TASK: Please return every line of the records below that holds the word "Services".

Dataset entries:
+ + + + +
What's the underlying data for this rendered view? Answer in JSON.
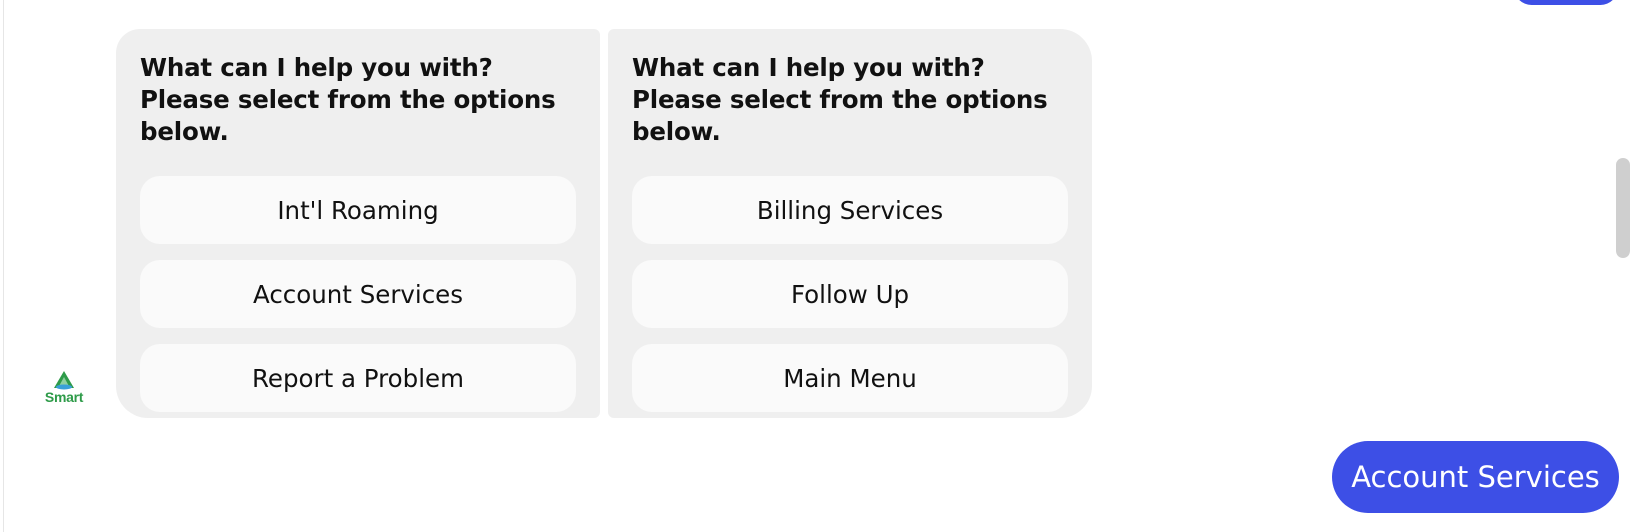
{
  "bot": {
    "avatar_label": "Smart",
    "brand_color": "#2e9b49"
  },
  "cards": [
    {
      "prompt": "What can I help you with? Please select from the options below.",
      "options": [
        "Int'l Roaming",
        "Account Services",
        "Report a Problem"
      ]
    },
    {
      "prompt": "What can I help you with? Please select from the options below.",
      "options": [
        "Billing Services",
        "Follow Up",
        "Main Menu"
      ]
    }
  ],
  "user_message": {
    "text": "Account Services",
    "bubble_color": "#3d4fe6"
  },
  "colors": {
    "card_bg": "#efefef",
    "option_bg": "#fafafa",
    "text": "#111111"
  }
}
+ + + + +
ANSWER SPACE:
        "Account Services",
        "Billing Services",
    "text": "Account Services",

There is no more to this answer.